In the past, it's taken up to a year for Facebook to fully delete users' photos—if they were deleted at all.

Now those photos that show you vomiting on yourself will finally be deleted from Facebook. For real, this time

Facebook recently confirmed that photographs deleted by users will be removed much more quickly from the company’s content delivery networks (CDN) than they have been in the past.

Back in 2009, Ars Technica’s Jacqui Cheng discovered that photos she had deleted from Facebook were still kept on the social network’s servers. Although the photos didn’t show up in her photo albums, you could still view them if you had their URLs. It took over a year for those images to finally be deleted from Facebook’s CDN.

Facebook, for their part, told Cheng that her circumstance was rare. Cheng was of course suspicious of the social network’s claims, particularly since several of her readers reached out and told her that they were experiencing similar issues. She also suspected that her photos in particular were deleted only after her article drew attention to the problem.

Three years later, the social network is finally changing its tune. In February, a spokesperson confirmed that Facebook was switching its photo storage to newer systems that would take care of the non-deletion problem.

Just how long before embarrassing and undesirable images are purged for good? No more than 30 days, sometimes even less.

“As a result of work on our policies and infrastructure, we have instituted a ‘max-age’ of 30 days for our CDN links,” Facebook spokesperson Frederic Wolens told Ars Technica. “However, in some cases the content will expire on the CDN much more quickly, based on a number of factors.”

Photo via Matt McGee/Flickr

Promoted Stories Powered by Sharethrough
Facebook settles Sponsored Stories lawsuit for $10 million
Facebook has agreed to pay $10 million to settle a lawsuit accusing the social network giant of violating users’ rights to control their own identities.
Kentucky man shoots down drone spying on 16-year-old daughter
Where should we draw the line between the advancement of technology and the protection of personal privacy? For one Kentucky man, his property line is where he gets to make the call, and he made that point of view perfectly clear when he pointed his shotgun at a drone hovering in his backyard and pulled the trigger.

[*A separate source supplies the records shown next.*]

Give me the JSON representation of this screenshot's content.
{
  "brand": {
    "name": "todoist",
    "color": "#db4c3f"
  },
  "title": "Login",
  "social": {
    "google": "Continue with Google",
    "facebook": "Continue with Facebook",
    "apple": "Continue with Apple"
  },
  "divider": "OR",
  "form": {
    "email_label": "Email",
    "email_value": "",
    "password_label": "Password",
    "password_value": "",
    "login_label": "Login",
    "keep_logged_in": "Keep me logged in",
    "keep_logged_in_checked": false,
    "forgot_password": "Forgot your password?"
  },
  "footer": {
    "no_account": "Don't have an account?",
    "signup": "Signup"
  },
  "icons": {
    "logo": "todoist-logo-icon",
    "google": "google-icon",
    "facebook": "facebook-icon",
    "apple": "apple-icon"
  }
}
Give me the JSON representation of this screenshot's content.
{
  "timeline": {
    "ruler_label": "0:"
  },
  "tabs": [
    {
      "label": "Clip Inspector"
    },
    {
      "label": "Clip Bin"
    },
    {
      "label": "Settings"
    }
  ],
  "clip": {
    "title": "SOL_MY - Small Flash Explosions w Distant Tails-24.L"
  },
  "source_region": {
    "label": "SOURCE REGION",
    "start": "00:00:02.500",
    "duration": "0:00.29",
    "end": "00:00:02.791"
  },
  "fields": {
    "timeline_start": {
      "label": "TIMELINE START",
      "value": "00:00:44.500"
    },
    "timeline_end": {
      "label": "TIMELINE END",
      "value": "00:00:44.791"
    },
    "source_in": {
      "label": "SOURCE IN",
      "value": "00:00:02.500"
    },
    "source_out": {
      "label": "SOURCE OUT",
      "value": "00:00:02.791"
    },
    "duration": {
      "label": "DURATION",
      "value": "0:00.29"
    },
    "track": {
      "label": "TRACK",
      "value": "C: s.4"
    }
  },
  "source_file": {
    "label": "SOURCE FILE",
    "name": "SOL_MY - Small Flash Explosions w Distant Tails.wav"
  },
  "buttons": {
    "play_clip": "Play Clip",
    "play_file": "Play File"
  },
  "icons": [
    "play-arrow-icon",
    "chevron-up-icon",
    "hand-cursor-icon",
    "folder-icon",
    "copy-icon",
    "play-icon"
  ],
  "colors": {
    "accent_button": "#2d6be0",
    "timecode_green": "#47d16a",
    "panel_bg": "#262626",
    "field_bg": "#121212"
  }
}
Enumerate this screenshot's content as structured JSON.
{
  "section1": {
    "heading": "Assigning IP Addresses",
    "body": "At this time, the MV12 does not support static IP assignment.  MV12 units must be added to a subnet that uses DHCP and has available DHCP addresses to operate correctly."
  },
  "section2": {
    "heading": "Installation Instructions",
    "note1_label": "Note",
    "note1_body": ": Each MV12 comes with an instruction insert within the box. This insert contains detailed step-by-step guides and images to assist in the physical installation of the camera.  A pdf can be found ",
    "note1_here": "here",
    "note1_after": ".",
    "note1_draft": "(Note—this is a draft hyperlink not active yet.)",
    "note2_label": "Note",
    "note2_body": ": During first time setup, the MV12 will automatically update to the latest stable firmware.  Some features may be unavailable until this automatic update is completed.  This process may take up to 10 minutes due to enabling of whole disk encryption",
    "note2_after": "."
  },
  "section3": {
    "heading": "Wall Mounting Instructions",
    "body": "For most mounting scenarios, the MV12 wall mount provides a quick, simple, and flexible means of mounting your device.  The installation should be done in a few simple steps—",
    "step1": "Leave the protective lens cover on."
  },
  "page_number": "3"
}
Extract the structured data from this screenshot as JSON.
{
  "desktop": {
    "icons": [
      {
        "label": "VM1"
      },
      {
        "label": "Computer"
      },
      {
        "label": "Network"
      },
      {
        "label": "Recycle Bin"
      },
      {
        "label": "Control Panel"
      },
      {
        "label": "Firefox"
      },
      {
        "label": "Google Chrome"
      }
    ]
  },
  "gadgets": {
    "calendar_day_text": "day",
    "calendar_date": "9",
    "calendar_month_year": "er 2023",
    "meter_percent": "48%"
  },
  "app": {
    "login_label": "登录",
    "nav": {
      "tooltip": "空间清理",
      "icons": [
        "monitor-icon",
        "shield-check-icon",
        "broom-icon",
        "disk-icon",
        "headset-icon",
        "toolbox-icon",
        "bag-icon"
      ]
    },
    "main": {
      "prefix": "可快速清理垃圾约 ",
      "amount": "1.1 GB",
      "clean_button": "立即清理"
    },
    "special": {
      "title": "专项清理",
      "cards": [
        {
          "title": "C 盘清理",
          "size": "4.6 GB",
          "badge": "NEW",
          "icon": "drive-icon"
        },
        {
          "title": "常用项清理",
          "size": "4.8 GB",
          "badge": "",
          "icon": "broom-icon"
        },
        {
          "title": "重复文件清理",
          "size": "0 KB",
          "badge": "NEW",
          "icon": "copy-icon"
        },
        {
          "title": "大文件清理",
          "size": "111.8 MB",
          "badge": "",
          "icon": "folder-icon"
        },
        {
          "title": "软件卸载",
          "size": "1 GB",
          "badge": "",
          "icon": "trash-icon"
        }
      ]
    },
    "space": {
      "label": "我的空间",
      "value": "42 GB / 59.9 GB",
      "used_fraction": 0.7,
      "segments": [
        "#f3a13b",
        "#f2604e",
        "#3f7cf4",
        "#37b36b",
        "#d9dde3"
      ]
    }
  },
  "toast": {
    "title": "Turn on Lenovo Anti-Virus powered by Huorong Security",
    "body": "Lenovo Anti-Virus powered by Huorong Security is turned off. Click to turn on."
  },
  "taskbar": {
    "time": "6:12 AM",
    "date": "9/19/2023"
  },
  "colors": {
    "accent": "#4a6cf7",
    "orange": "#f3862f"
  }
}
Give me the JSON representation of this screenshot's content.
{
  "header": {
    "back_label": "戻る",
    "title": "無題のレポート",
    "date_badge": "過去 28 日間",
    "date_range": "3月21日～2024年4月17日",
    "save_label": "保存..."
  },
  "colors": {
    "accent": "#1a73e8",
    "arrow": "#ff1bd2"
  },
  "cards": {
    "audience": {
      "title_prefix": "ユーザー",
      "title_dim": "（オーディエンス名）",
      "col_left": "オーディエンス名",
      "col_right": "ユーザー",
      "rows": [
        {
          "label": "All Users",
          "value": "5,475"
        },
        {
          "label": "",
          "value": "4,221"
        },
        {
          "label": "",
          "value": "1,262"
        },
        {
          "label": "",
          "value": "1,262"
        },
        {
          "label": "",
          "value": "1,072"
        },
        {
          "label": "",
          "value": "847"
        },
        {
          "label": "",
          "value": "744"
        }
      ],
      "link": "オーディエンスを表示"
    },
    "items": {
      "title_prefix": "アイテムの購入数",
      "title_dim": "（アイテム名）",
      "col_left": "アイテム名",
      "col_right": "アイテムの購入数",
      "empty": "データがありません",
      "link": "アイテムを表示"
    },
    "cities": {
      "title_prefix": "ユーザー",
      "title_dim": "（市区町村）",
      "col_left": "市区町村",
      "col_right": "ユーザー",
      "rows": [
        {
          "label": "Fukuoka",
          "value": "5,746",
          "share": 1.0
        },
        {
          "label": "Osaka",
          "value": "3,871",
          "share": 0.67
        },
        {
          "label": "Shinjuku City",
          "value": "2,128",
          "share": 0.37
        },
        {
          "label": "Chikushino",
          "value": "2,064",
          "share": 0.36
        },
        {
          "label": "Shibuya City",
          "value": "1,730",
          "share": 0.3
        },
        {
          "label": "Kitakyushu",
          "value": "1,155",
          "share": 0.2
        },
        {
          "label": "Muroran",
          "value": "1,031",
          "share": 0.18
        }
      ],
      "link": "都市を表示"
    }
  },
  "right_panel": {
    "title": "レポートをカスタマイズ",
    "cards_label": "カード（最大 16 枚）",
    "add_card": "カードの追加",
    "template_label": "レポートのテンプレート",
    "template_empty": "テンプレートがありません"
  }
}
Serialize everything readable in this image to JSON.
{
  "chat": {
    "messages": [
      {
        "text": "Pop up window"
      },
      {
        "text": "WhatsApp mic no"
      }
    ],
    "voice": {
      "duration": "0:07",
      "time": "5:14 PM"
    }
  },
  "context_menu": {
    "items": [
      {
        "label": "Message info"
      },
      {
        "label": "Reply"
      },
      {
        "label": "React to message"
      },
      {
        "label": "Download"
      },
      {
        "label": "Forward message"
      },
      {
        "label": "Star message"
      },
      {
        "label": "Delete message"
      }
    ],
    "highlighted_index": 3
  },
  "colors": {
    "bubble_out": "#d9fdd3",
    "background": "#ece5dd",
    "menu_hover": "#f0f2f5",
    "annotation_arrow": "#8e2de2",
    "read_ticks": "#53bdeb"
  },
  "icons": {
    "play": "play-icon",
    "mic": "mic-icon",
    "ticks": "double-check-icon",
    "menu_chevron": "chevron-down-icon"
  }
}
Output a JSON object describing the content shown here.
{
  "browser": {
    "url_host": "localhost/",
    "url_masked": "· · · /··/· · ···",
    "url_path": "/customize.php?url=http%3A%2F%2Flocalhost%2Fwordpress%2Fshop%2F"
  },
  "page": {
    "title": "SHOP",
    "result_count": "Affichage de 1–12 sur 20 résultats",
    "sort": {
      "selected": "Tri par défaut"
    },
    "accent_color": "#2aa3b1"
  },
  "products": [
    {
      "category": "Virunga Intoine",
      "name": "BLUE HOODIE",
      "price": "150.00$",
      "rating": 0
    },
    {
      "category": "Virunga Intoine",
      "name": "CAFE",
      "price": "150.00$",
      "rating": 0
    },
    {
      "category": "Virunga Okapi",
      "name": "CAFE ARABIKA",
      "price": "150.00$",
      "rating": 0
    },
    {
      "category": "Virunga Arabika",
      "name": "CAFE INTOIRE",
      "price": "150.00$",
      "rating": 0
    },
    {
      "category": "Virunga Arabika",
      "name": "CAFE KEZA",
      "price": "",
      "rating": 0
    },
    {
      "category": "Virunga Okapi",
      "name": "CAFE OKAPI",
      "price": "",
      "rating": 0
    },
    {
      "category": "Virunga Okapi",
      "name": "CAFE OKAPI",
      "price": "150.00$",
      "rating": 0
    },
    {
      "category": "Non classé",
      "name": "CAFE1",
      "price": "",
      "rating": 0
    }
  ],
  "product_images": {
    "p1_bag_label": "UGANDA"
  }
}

Pure, uncut internet. Straight to your inbox.

Thanks for subscribing to our newsletter!